# TASK BRIEF
Output all records verbatim.
───── RECORDED DATA ─────
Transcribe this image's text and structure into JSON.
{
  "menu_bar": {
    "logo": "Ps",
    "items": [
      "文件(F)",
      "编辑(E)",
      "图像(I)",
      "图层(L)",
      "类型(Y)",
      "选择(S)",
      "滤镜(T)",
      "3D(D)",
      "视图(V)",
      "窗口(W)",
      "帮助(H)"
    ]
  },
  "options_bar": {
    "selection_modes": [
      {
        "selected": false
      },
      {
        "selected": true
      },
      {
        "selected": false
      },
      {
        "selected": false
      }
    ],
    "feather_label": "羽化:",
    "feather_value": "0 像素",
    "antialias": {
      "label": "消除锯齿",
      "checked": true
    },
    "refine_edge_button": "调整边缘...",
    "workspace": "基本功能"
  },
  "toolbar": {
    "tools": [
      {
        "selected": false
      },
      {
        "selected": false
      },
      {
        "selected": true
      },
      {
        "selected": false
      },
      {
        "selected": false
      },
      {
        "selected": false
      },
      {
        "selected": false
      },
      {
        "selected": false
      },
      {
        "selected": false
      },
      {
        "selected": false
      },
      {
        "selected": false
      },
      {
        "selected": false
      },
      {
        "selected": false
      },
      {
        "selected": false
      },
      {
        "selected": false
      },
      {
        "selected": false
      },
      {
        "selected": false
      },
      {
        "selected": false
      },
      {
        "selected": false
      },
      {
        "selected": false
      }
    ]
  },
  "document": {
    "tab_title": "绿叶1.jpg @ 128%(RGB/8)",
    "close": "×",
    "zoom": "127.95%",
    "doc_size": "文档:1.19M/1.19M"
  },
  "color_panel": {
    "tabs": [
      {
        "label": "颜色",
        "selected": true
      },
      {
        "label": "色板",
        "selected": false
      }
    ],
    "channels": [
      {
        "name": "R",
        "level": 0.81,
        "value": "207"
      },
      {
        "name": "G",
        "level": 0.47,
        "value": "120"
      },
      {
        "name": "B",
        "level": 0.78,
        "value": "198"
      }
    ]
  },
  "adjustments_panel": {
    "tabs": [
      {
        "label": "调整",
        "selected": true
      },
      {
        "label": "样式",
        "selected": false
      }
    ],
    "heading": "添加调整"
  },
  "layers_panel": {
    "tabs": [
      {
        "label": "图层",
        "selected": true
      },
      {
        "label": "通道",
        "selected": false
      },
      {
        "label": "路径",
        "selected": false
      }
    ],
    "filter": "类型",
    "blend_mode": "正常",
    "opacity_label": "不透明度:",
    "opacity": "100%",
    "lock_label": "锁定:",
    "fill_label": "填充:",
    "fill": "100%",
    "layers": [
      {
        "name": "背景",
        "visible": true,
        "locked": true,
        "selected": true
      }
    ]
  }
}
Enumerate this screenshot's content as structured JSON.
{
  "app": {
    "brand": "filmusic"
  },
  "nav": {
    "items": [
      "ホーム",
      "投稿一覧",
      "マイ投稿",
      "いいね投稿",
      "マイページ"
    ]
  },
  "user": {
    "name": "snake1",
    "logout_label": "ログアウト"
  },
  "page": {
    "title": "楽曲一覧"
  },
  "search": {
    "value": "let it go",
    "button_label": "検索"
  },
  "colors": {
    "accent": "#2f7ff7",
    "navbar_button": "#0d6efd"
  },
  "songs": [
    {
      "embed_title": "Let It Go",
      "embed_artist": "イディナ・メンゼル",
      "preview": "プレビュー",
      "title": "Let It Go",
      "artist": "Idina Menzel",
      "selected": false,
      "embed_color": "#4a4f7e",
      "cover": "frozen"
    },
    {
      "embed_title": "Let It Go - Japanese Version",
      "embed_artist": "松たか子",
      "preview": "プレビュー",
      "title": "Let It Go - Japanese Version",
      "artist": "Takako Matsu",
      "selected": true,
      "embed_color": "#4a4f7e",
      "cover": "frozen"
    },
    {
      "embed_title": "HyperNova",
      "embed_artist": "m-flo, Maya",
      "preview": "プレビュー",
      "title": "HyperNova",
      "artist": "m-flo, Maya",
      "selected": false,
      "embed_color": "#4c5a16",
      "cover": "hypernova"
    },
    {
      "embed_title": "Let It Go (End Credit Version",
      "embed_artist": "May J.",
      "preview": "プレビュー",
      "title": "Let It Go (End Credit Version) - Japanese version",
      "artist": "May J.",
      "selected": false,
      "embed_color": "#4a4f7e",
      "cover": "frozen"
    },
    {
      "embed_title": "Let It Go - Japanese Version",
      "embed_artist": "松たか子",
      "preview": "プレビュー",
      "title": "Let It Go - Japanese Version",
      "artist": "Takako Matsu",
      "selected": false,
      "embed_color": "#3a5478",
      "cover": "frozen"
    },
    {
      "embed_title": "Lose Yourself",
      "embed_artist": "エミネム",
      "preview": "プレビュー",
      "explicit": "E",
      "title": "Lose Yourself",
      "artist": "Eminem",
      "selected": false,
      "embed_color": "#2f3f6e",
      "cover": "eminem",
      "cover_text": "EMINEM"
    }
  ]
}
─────
# EXERCISE RESULT
Transcribe this image's text and structure into JSON.
{
  "menu_bar": {
    "logo": "Ps",
    "items": [
      "文件(F)",
      "编辑(E)",
      "图像(I)",
      "图层(L)",
      "类型(Y)",
      "选择(S)",
      "滤镜(T)",
      "3D(D)",
      "视图(V)",
      "窗口(W)",
      "帮助(H)"
    ]
  },
  "options_bar": {
    "selection_modes": [
      {
        "selected": false
      },
      {
        "selected": true
      },
      {
        "selected": false
      },
      {
        "selected": false
      }
    ],
    "feather_label": "羽化:",
    "feather_value": "0 像素",
    "antialias": {
      "label": "消除锯齿",
      "checked": true
    },
    "refine_edge_button": "调整边缘...",
    "workspace": "基本功能"
  },
  "toolbar": {
    "tools": [
      {
        "selected": false
      },
      {
        "selected": false
      },
      {
        "selected": true
      },
      {
        "selected": false
      },
      {
        "selected": false
      },
      {
        "selected": false
      },
      {
        "selected": false
      },
      {
        "selected": false
      },
      {
        "selected": false
      },
      {
        "selected": false
      },
      {
        "selected": false
      },
      {
        "selected": false
      },
      {
        "selected": false
      },
      {
        "selected": false
      },
      {
        "selected": false
      },
      {
        "selected": false
      },
      {
        "selected": false
      },
      {
        "selected": false
      },
      {
        "selected": false
      },
      {
        "selected": false
      }
    ]
  },
  "document": {
    "tab_title": "绿叶1.jpg @ 128%(RGB/8)",
    "close": "×",
    "zoom": "127.95%",
    "doc_size": "文档:1.19M/1.19M"
  },
  "color_panel": {
    "tabs": [
      {
        "label": "颜色",
        "selected": true
      },
      {
        "label": "色板",
        "selected": false
      }
    ],
    "channels": [
      {
        "name": "R",
        "level": 0.81,
        "value": "207"
      },
      {
        "name": "G",
        "level": 0.47,
        "value": "120"
      },
      {
        "name": "B",
        "level": 0.78,
        "value": "198"
      }
    ]
  },
  "adjustments_panel": {
    "tabs": [
      {
        "label": "调整",
        "selected": true
      },
      {
        "label": "样式",
        "selected": false
      }
    ],
    "heading": "添加调整"
  },
  "layers_panel": {
    "tabs": [
      {
        "label": "图层",
        "selected": true
      },
      {
        "label": "通道",
        "selected": false
      },
      {
        "label": "路径",
        "selected": false
      }
    ],
    "filter": "类型",
    "blend_mode": "正常",
    "opacity_label": "不透明度:",
    "opacity": "100%",
    "lock_label": "锁定:",
    "fill_label": "填充:",
    "fill": "100%",
    "layers": [
      {
        "name": "背景",
        "visible": true,
        "locked": true,
        "selected": true
      }
    ]
  }
}
Enumerate this screenshot's content as structured JSON.
{
  "app": {
    "brand": "filmusic"
  },
  "nav": {
    "items": [
      "ホーム",
      "投稿一覧",
      "マイ投稿",
      "いいね投稿",
      "マイページ"
    ]
  },
  "user": {
    "name": "snake1",
    "logout_label": "ログアウト"
  },
  "page": {
    "title": "楽曲一覧"
  },
  "search": {
    "value": "let it go",
    "button_label": "検索"
  },
  "colors": {
    "accent": "#2f7ff7",
    "navbar_button": "#0d6efd"
  },
  "songs": [
    {
      "embed_title": "Let It Go",
      "embed_artist": "イディナ・メンゼル",
      "preview": "プレビュー",
      "title": "Let It Go",
      "artist": "Idina Menzel",
      "selected": false,
      "embed_color": "#4a4f7e",
      "cover": "frozen"
    },
    {
      "embed_title": "Let It Go - Japanese Version",
      "embed_artist": "松たか子",
      "preview": "プレビュー",
      "title": "Let It Go - Japanese Version",
      "artist": "Takako Matsu",
      "selected": true,
      "embed_color": "#4a4f7e",
      "cover": "frozen"
    },
    {
      "embed_title": "HyperNova",
      "embed_artist": "m-flo, Maya",
      "preview": "プレビュー",
      "title": "HyperNova",
      "artist": "m-flo, Maya",
      "selected": false,
      "embed_color": "#4c5a16",
      "cover": "hypernova"
    },
    {
      "embed_title": "Let It Go (End Credit Version",
      "embed_artist": "May J.",
      "preview": "プレビュー",
      "title": "Let It Go (End Credit Version) - Japanese version",
      "artist": "May J.",
      "selected": false,
      "embed_color": "#4a4f7e",
      "cover": "frozen"
    },
    {
      "embed_title": "Let It Go - Japanese Version",
      "embed_artist": "松たか子",
      "preview": "プレビュー",
      "title": "Let It Go - Japanese Version",
      "artist": "Takako Matsu",
      "selected": false,
      "embed_color": "#3a5478",
      "cover": "frozen"
    },
    {
      "embed_title": "Lose Yourself",
      "embed_artist": "エミネム",
      "preview": "プレビュー",
      "explicit": "E",
      "title": "Lose Yourself",
      "artist": "Eminem",
      "selected": false,
      "embed_color": "#2f3f6e",
      "cover": "eminem",
      "cover_text": "EMINEM"
    }
  ]
}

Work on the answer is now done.